“On Sunday, November 26, we confirmed the tests to be positive for anthrax and we currently urge all residents to avoid taking meat from dead animals and not well cooked,” he said in an interview yesterday.
Mr Richard Kalanzi, the chairperson of Kabira Sub-county, said three more people have so far succumbed to the deadly disease.
One of the victims was a resident of Bbanda Village, another one from Kyamayembe Village and the recent one only identified as Ssenyonjo, a resident of Kyakataggwa in the same sub-county.
“It is absurd that the resident who died yesterday (Monday) had been taken to one of the shrines in Kyamulibwa in Kalungu District where most victims have been seeking medication. Ssenyonjo brings the number to residents who have succumbed to the disease to 17 and the patients are 28,’’ he said.

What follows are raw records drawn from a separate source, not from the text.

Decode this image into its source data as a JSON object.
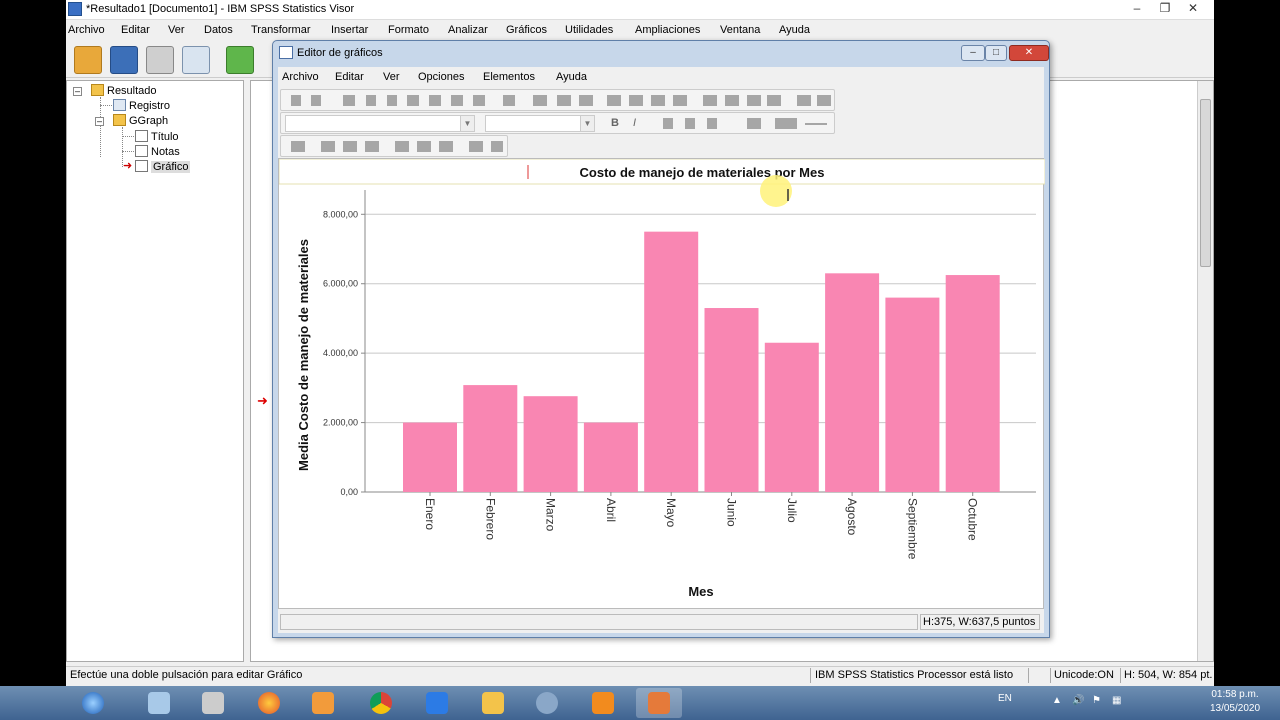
{
  "window": {
    "title": "*Resultado1 [Documento1] - IBM SPSS Statistics Visor"
  },
  "menu": [
    "Archivo",
    "Editar",
    "Ver",
    "Datos",
    "Transformar",
    "Insertar",
    "Formato",
    "Analizar",
    "Gráficos",
    "Utilidades",
    "Ampliaciones",
    "Ventana",
    "Ayuda"
  ],
  "tree": {
    "root": "Resultado",
    "log": "Registro",
    "ggraph": "GGraph",
    "title": "Título",
    "notes": "Notas",
    "chart": "Gráfico"
  },
  "status": {
    "hint": "Efectúe una doble pulsación para editar Gráfico",
    "processor": "IBM SPSS Statistics Processor está listo",
    "unicode": "Unicode:ON",
    "size": "H: 504, W: 854 pt."
  },
  "editor": {
    "title": "Editor de gráficos",
    "menu": [
      "Archivo",
      "Editar",
      "Ver",
      "Opciones",
      "Elementos",
      "Ayuda"
    ],
    "format_bold": "B",
    "format_italic": "I",
    "size_readout": "H:375, W:637,5 puntos"
  },
  "chart_data": {
    "type": "bar",
    "title": "Costo de manejo de materiales por Mes",
    "xlabel": "Mes",
    "ylabel": "Media Costo de manejo de materiales",
    "categories": [
      "Enero",
      "Febrero",
      "Marzo",
      "Abril",
      "Mayo",
      "Junio",
      "Julio",
      "Agosto",
      "Septiembre",
      "Octubre"
    ],
    "values": [
      2000,
      3080,
      2760,
      2000,
      7500,
      5300,
      4300,
      6300,
      5600,
      6250
    ],
    "ylim": [
      0,
      8700
    ],
    "yticks": [
      "0,00",
      "2.000,00",
      "4.000,00",
      "6.000,00",
      "8.000,00"
    ],
    "ytick_values": [
      0,
      2000,
      4000,
      6000,
      8000
    ],
    "bar_color": "#f986b2",
    "grid": true
  },
  "taskbar": {
    "lang": "EN",
    "time": "01:58 p.m.",
    "date": "13/05/2020"
  },
  "colors": {
    "taskbar": "#4a6f9c",
    "editor_frame": "#c7d7ea"
  }
}
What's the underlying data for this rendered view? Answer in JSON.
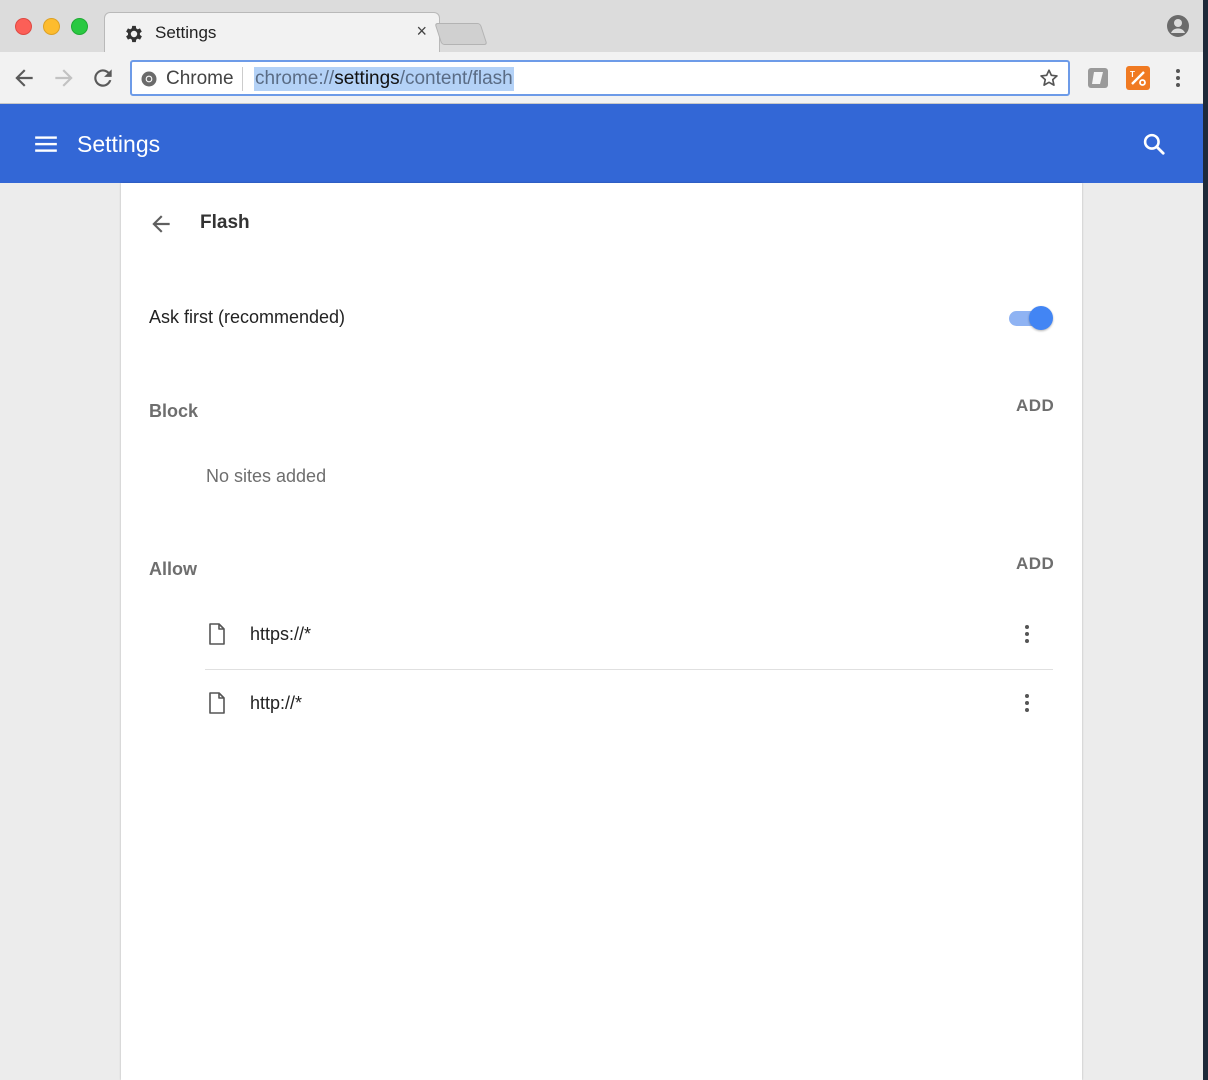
{
  "tab": {
    "title": "Settings",
    "close": "×"
  },
  "toolbar": {
    "omnibox_chip": "Chrome",
    "url_scheme": "chrome://",
    "url_host": "settings",
    "url_path": "/content/flash"
  },
  "appbar": {
    "title": "Settings"
  },
  "page": {
    "title": "Flash",
    "ask_first_label": "Ask first (recommended)",
    "ask_first_enabled": true,
    "block": {
      "heading": "Block",
      "add_label": "ADD",
      "empty_text": "No sites added"
    },
    "allow": {
      "heading": "Allow",
      "add_label": "ADD",
      "sites": [
        {
          "url": "https://*"
        },
        {
          "url": "http://*"
        }
      ]
    }
  },
  "colors": {
    "appbar": "#3367d6",
    "toggle_on": "#4285f4",
    "extension_orange": "#f07a22"
  },
  "icons": {
    "tab": "gear-icon",
    "nav_back": "arrow-back-icon",
    "nav_forward": "arrow-forward-icon",
    "reload": "reload-icon",
    "bookmark": "star-icon",
    "profile": "person-icon",
    "menu": "more-vertical-icon",
    "appbar_menu": "hamburger-icon",
    "appbar_search": "search-icon",
    "site": "file-icon"
  }
}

According to World Health Organisation (WHO), anthrax is not contagious, meaning you cannot catch it from another person like the cold or flu.
Yesterday, a team from WHO and district officials visited Kyamayembe Village where they cautioned residents against eating meat of dead animals.
Dr Chris Opsen, an anthropologist from WHO, issued several guidelines, which residents ought to follow to avoid contracting anthrax.
“This disease is not in any way linked to witchcraft as some of you allege, but instead, a bacterial infection that needs medical attention. Therefore, you are advised to report any cases detected in the community to the medics for quick attention,” he said.
Mr Emax Kintu, the Kyotera District health educator, said much as anthrax is curable, early diagnosis is key in ensuring better treatment outcomes.
“Let residents seek medical services at the onset of signs and symptoms and also adhere to the treatment. Prevention is feasible through avoiding contact with diseased and dead animals (both domestic and wild),” he said.
“Proper disposal by burying of carcasses, hides and skins is also vital,” Mr Kintu added. He tasked community members to disseminate correct information among themselves to contain the spread of the disease.
In July last year, the district was hit by what was believed to be a strange disease, killing 13 residents in Kijonjo Parish, Kasasa Sub-county.
The Ministry of Health later named the illness cellulitis, locally known as ettalo. Victims were presenting signs and symptoms such as vomiting, diarrhoea, headache and bleeding before death in a short period.
Many people in the central region believe that cellulitis, which is a common bacterial skin infection that causes redness, swelling and pain in the infected area of skin, can only be treated by traditional healers using herbs, but doctors insist cellulitis is treatable in hospitals. In September, one person died and more than 20 others were admitted to various health facilities after eating suspected contaminated meat.